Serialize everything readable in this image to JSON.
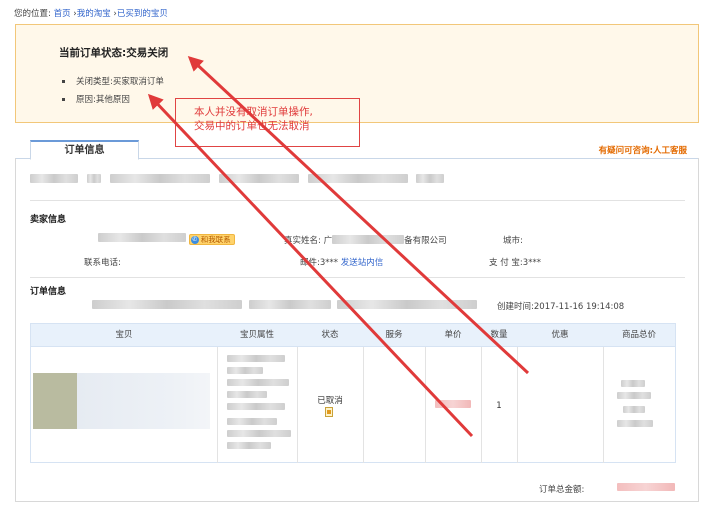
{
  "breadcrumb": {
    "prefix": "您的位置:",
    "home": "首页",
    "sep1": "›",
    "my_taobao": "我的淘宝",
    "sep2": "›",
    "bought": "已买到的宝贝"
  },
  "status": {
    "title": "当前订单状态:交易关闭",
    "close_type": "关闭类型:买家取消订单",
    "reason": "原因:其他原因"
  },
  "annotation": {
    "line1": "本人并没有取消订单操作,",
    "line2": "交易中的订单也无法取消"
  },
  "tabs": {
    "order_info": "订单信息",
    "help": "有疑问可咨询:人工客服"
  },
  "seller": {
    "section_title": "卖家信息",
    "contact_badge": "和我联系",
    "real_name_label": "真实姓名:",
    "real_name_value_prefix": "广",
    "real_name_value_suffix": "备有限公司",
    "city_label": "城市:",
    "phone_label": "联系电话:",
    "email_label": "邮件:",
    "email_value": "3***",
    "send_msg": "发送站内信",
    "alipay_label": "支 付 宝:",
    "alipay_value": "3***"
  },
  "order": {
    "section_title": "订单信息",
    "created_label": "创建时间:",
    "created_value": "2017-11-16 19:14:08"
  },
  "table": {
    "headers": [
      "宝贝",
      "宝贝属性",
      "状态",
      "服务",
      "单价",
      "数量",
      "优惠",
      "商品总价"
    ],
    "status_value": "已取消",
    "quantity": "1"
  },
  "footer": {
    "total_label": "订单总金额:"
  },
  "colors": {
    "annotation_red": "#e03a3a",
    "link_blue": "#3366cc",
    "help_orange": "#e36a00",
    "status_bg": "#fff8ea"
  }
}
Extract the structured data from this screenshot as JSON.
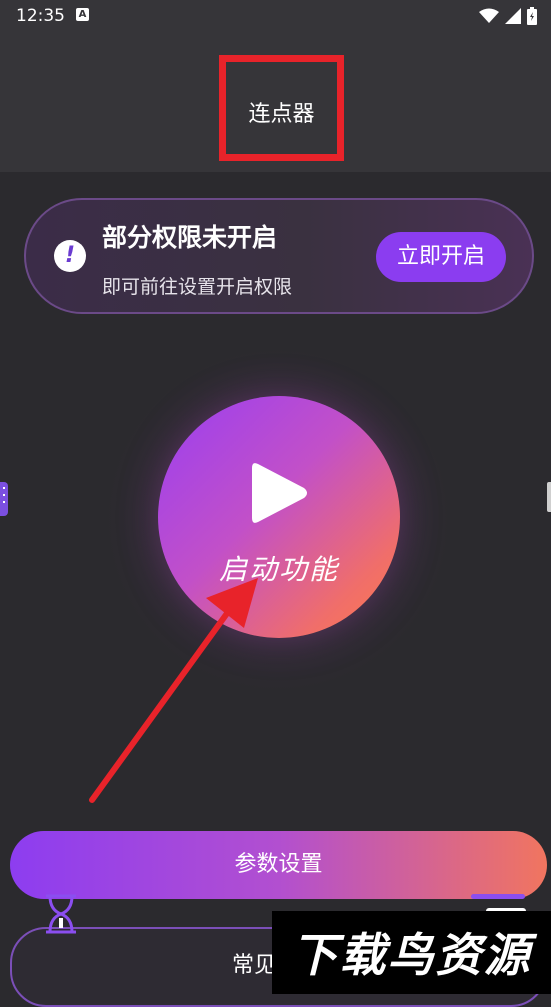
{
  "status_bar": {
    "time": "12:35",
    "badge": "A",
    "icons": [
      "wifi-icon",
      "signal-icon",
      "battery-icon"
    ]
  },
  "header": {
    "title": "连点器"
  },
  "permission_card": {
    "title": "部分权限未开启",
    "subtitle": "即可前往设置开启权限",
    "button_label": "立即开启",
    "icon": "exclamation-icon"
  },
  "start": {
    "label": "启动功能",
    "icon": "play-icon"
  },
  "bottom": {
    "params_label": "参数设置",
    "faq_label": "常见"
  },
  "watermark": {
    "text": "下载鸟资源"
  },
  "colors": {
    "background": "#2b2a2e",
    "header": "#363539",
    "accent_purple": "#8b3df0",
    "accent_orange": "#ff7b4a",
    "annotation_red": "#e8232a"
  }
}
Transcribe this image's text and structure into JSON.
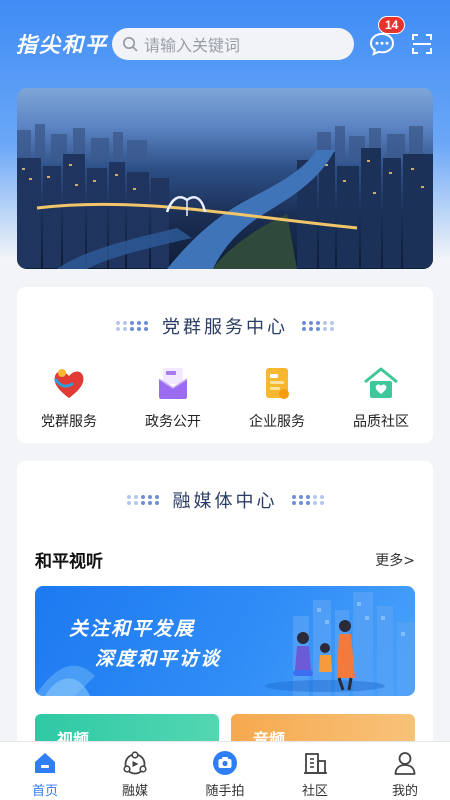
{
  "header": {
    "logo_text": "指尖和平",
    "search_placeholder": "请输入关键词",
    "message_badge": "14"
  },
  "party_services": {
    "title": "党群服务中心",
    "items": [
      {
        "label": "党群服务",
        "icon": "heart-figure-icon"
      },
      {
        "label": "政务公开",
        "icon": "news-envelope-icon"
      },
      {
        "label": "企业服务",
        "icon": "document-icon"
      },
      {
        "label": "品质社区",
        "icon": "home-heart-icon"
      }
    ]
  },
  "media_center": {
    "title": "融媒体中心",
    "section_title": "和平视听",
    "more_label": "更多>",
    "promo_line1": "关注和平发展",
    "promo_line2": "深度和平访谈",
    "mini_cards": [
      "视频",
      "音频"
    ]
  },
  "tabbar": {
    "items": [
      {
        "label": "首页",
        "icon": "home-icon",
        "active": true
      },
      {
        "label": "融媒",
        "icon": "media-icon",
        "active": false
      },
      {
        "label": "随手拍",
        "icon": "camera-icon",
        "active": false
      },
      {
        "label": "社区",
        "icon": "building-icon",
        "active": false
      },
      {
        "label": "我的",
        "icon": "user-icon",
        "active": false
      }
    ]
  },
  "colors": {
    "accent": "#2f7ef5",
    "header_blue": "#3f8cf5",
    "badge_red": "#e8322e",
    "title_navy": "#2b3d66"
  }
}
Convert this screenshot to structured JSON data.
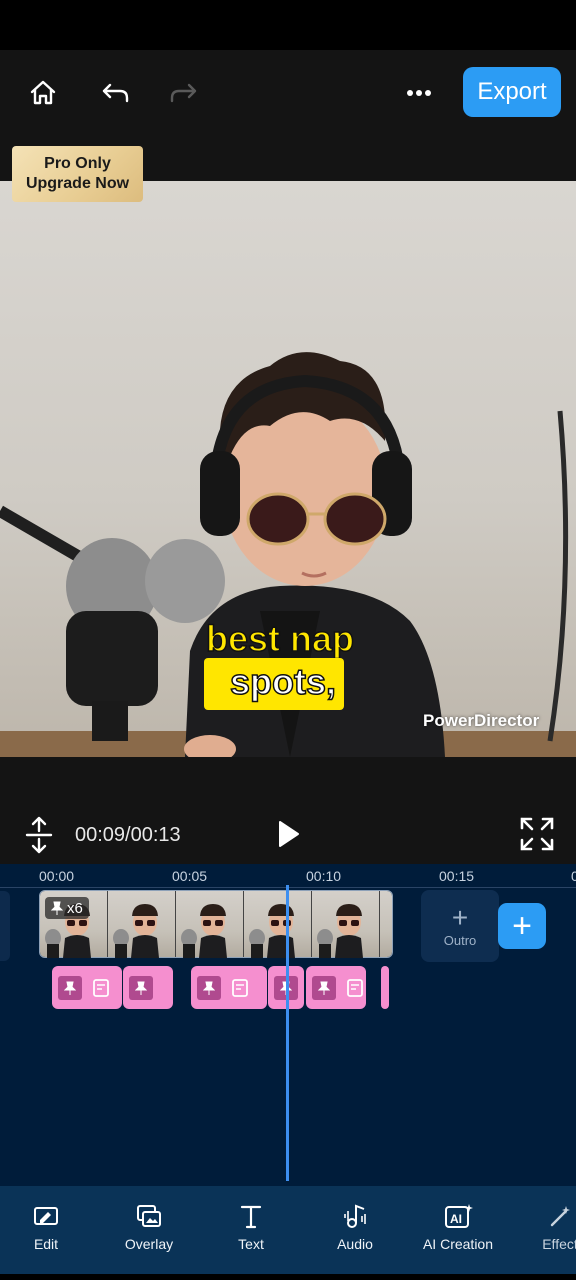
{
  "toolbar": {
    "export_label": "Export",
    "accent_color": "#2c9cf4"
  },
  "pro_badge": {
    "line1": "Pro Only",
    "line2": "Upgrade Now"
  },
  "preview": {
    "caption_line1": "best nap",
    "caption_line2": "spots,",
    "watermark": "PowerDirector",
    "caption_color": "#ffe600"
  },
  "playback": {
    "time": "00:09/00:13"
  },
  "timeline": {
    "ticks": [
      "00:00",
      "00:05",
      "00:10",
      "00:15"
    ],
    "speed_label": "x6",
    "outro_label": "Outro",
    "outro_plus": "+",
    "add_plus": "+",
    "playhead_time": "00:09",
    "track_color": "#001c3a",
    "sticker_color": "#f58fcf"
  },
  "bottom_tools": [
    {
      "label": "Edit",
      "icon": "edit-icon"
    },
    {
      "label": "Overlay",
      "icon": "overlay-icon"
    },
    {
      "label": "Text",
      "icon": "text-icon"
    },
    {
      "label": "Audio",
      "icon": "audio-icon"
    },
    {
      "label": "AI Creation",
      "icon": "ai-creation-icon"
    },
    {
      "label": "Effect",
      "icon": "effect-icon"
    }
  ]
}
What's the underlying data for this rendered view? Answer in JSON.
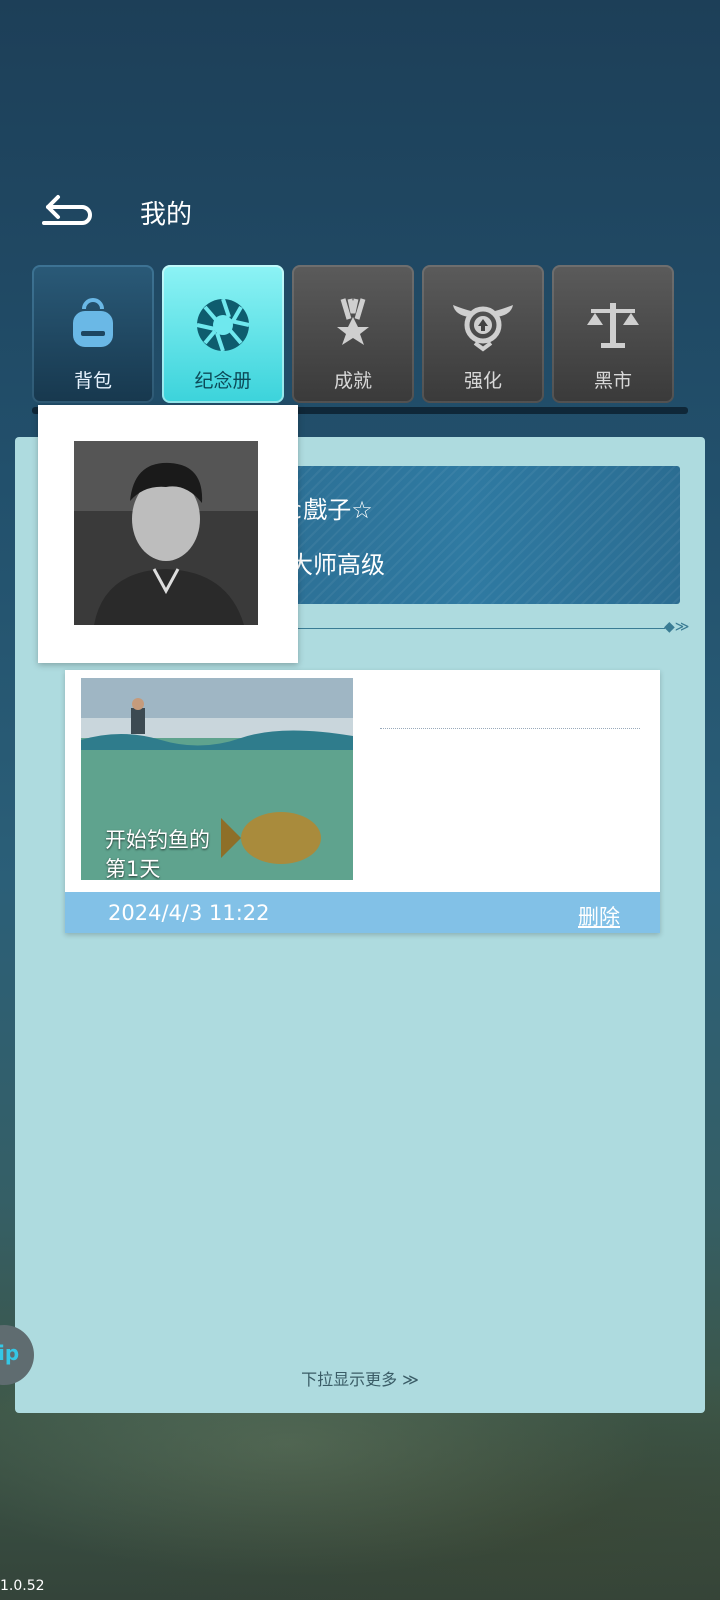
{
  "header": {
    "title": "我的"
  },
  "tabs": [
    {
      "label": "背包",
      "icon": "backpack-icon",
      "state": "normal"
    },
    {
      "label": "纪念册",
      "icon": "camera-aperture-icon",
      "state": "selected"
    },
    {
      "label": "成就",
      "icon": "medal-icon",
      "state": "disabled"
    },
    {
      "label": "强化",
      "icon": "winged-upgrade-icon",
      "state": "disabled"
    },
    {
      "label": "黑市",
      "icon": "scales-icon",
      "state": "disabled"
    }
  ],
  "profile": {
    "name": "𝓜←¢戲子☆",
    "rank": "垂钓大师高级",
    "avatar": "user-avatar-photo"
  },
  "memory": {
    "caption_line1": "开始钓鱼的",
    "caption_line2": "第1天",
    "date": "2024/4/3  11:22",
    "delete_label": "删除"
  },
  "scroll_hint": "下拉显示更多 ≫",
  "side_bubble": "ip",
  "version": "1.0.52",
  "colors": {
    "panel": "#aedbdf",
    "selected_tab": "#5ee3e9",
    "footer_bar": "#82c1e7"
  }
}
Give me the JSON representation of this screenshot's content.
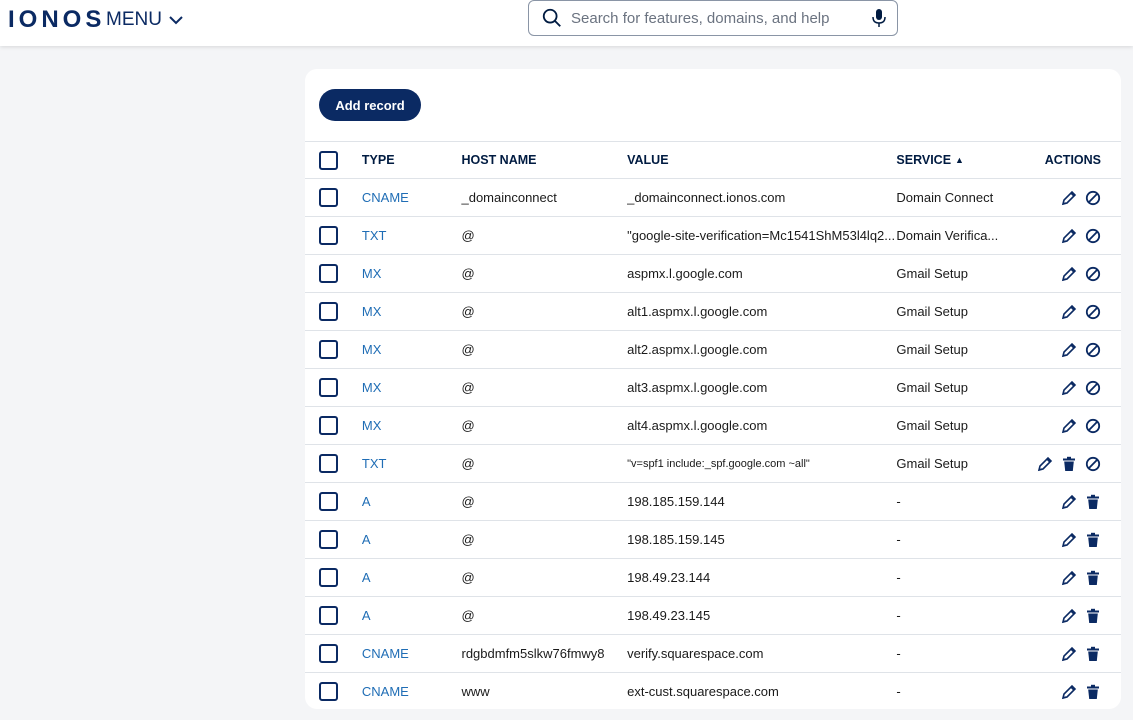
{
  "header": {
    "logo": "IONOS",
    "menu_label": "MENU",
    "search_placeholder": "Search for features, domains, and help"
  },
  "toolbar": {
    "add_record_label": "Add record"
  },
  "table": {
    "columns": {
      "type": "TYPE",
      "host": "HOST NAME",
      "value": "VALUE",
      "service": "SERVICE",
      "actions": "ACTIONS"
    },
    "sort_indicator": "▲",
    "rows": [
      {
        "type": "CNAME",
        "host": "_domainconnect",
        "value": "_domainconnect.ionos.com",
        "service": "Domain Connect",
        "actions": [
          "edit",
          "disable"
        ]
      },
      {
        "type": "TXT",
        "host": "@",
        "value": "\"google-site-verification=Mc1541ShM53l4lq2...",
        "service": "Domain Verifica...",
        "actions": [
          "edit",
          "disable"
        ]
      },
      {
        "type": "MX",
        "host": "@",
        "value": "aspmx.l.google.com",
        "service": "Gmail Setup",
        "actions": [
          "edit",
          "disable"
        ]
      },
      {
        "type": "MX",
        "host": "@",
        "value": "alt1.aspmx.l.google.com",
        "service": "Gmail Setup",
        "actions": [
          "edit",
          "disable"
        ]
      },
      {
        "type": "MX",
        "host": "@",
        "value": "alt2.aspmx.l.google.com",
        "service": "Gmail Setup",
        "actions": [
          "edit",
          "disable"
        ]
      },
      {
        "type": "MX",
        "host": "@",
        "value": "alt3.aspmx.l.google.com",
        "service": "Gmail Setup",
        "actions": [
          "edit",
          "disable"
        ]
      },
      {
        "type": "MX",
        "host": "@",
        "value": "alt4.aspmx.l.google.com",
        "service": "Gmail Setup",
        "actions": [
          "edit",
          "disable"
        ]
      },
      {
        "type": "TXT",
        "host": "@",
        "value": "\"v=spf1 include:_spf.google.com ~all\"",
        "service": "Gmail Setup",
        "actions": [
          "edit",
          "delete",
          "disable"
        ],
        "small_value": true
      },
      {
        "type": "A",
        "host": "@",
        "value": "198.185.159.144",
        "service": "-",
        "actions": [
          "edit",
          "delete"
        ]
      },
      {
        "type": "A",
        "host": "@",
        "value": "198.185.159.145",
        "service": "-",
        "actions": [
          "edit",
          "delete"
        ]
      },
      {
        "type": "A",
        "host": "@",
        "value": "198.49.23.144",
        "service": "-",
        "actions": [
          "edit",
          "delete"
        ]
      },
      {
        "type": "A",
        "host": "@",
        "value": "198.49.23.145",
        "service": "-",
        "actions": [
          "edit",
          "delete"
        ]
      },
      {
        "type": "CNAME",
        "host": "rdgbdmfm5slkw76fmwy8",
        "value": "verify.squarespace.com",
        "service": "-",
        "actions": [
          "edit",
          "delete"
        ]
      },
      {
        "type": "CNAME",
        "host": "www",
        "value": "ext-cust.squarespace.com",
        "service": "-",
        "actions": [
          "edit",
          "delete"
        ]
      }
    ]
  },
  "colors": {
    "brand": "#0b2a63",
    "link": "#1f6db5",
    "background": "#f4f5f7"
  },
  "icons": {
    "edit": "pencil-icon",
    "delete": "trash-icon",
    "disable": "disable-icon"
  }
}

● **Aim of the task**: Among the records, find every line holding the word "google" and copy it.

● **Answer section**:
        "value": "\"google-site-verification=Mc1541ShM53l4lq2...",
        "value": "aspmx.l.google.com",
        "value": "alt1.aspmx.l.google.com",
        "value": "alt2.aspmx.l.google.com",
        "value": "alt3.aspmx.l.google.com",
        "value": "alt4.aspmx.l.google.com",
        "value": "\"v=spf1 include:_spf.google.com ~all\"",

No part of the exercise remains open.